Food is definitely music to my body, as evidenced by my recent visit to the Highlands for 2012’s RockNess festival. With a main stage directly in front of Loch Ness, on the edge of the village of Dores (reputedly the one time vantage point for a sighting of love-making Nessies), it is a staggering location for a festival. With June’s night time temperatures plummeting to 3 degrees, however, our bursts of hunger were as regular as the gusts of wind. An excellent array of slap-up food stalls came up trumps, from the truly Scottish Stovies (porridge with lashings of cream and brown sugar by morning, or organic lamb and vegetable stews with beetroot and oatcakes later on) and a nearby haggis and neaps outlet, to more international, with good representation from the West Indies (Ska-B-Q) and Spain (Paelleria and Churros con Chocolate), burgers galore, I Heart Sausage and festival favourite Chunky Chips, Wicked Dips. The VIP area even boasted a double decker bus belonging to Soho’s The Breakfast Club, into which we huddled for burritos before gathering on the hill to watch Mumford and Sons with Highland valley acoustics.
Shivering as we ran between tents, regular meals facilitated the music’s effects. Music is food to the heart only once food has serenaded the body – or something. Whatever the case, food was my headline act and paved the way for the music, which also included Deadmau5, the Mystery Jets, and Justice (our highpoint, after a jacket potato with dahl and posh coleslaw). And the drinks? With only watery Tuborg and sickly sweet Kopparberg to choose from on the beer front, we stole away to the nearby Dores Inn for Orkney ale on two occasions. We also spent many an hour with mixologist Bruce Hamilton in Drambuie whisky liquor’s RV, sipping cocktails both spicy and strong. A spirit that’s skipped a generation, Drambuie is more comparable to Amaretto or Cointreau than to other whiskies, with honey and saffron notes that make for great mixed drinks. We sipped it neat, tried it with ginger ale and even in whisky caipirinhias and piña coladas, warming our weathered bodies to kick start a night of dancing.

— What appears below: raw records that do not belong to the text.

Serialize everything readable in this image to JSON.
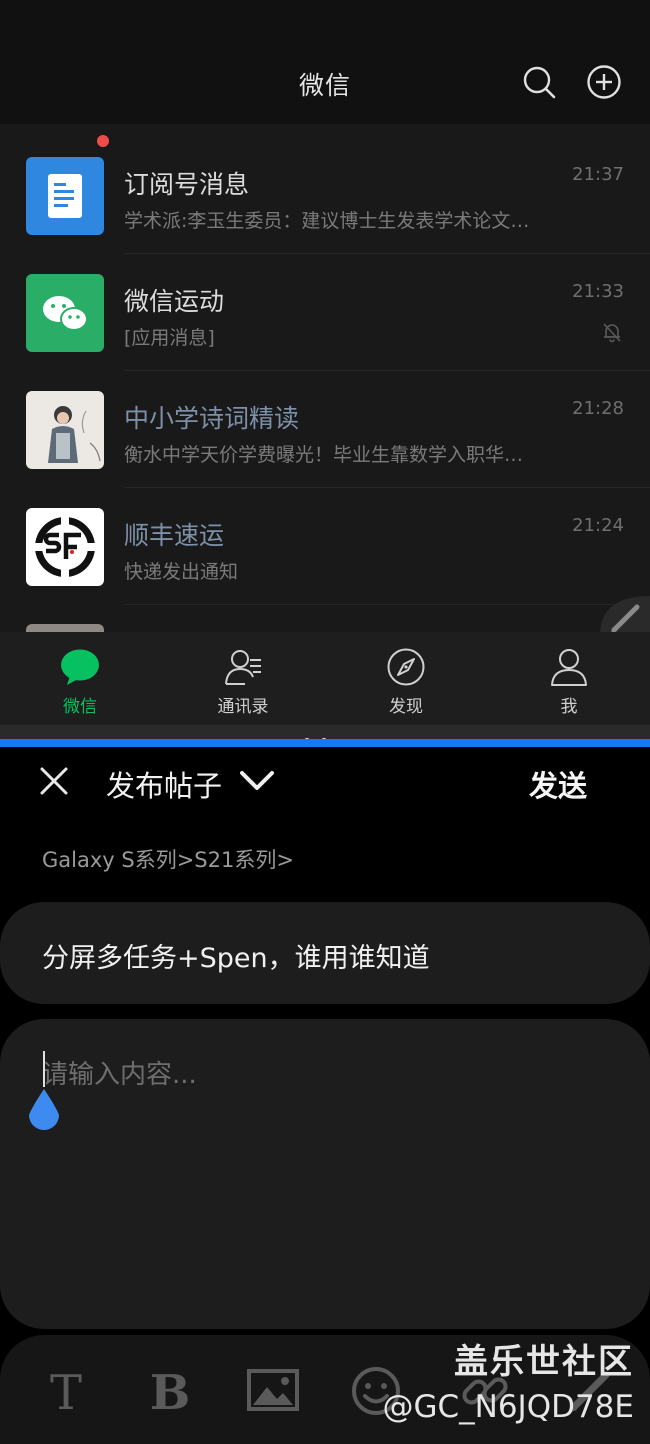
{
  "wechat": {
    "title": "微信",
    "chats": [
      {
        "name": "订阅号消息",
        "preview": "学术派:李玉生委员：建议博士生发表学术论文…",
        "time": "21:37",
        "name_style": "normal"
      },
      {
        "name": "微信运动",
        "preview": "[应用消息]",
        "time": "21:33",
        "name_style": "normal",
        "muted": true,
        "unread_dot": true
      },
      {
        "name": "中小学诗词精读",
        "preview": "衡水中学天价学费曝光！毕业生靠数学入职华…",
        "time": "21:28",
        "name_style": "official"
      },
      {
        "name": "顺丰速运",
        "preview": "快递发出通知",
        "time": "21:24",
        "name_style": "official"
      }
    ],
    "tabs": [
      {
        "label": "微信",
        "icon": "chat-bubble-icon",
        "active": true
      },
      {
        "label": "通讯录",
        "icon": "contacts-icon",
        "active": false
      },
      {
        "label": "发现",
        "icon": "compass-icon",
        "active": false
      },
      {
        "label": "我",
        "icon": "person-icon",
        "active": false
      }
    ],
    "colors": {
      "accent": "#07c160",
      "unread": "#f04b4b"
    }
  },
  "editor": {
    "title": "发布帖子",
    "send_label": "发送",
    "breadcrumb": "Galaxy S系列>S21系列>",
    "post_title": "分屏多任务+Spen，谁用谁知道",
    "content_placeholder": "请输入内容...",
    "toolbar": [
      "text-icon",
      "bold-icon",
      "image-icon",
      "emoji-icon",
      "link-icon",
      "pen-icon"
    ],
    "colors": {
      "split_focus": "#1877f2",
      "cursor_handle": "#3d8bf0"
    }
  },
  "watermark": {
    "line1": "盖乐世社区",
    "line2": "@GC_N6JQD78E"
  }
}
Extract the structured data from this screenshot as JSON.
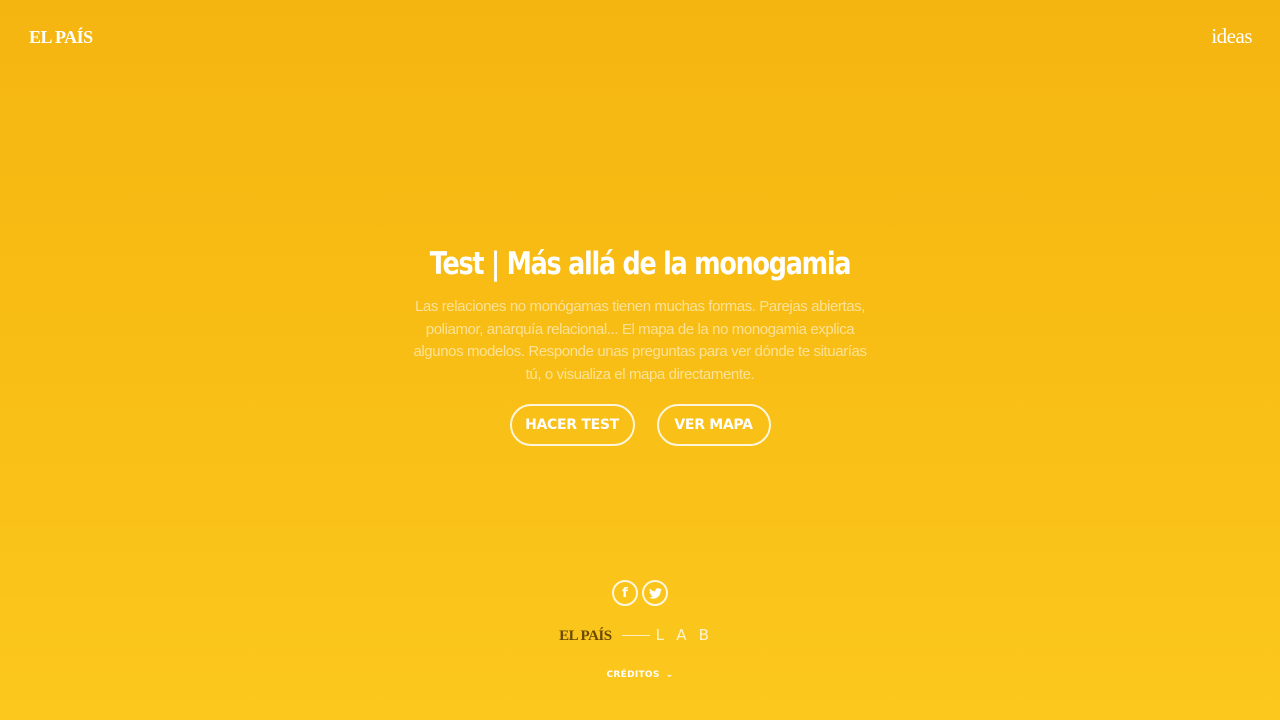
{
  "header": {
    "logo_left": "EL PAÍS",
    "logo_right": "ideas"
  },
  "hero": {
    "title": "Test | Más allá de la monogamia",
    "description": "Las relaciones no monógamas tienen muchas formas. Parejas abiertas, poliamor, anarquía relacional... El mapa de la no monogamia explica algunos modelos. Responde unas preguntas para ver dónde te situarías tú, o visualiza el mapa directamente.",
    "buttons": {
      "test_label": "HACER TEST",
      "map_label": "VER MAPA"
    }
  },
  "footer": {
    "social": {
      "facebook_glyph": "f"
    },
    "brand": {
      "elpais": "EL PAÍS",
      "lab": "LAB"
    },
    "credits_label": "CRÉDITOS",
    "credits_chevron": "⌄"
  },
  "colors": {
    "background_top": "#f5b511",
    "background_bottom": "#fcc81d",
    "foreground": "#ffffff",
    "brand_dark": "#6b4a00"
  },
  "icons": {
    "facebook": "facebook-icon",
    "twitter": "twitter-icon",
    "credits_toggle": "chevron-down-icon"
  }
}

And dance we did, rolling from the cheery folk of Noah and the Whale (there’s nothing like “Five Years Time” to make you overlook cloud cover) and into a blow-up church, where seventies disco pumped from the altar and a vicar in face paint stole my beer. We returned to the Drambuie bar several times, occasionally to buy cocktails, but more often to grind to the RnB of our youth – Sunshine Anderson et al. On the Saturday night, French electro duo Justice were as electric as ever, playing heady remixes of their classics like D.A.N.C.E while a giant crucifix lit up onstage. Then, as the last traces of light faded from the long Highland day, Deadmau5’s set stepped into the breach and glowed. The crowd flocked to the main stage like moths to a flame and we danced huddled and giddy until dark.
I come from a camp that thinks anything – work, play, love, dance, the lot – is impossible on an empty stomach. Food sustains us for the night, but its social nature also brings us together. It complements music’s work brilliantly. So while Shakespeare’s Duke Orsino in Twelfth Night had a point (“If music be the food of love, play on”), Gregory David Roberts’ embellishment of the quote (that food is music to the body) is apt. Music and food have a harmonising relationship ideally suited to a festival setting. We returned to London nourished in body and heart, thanks to a stellar line-up of food and music at RockNess.
For more information about the RockNess Festival, visit the website.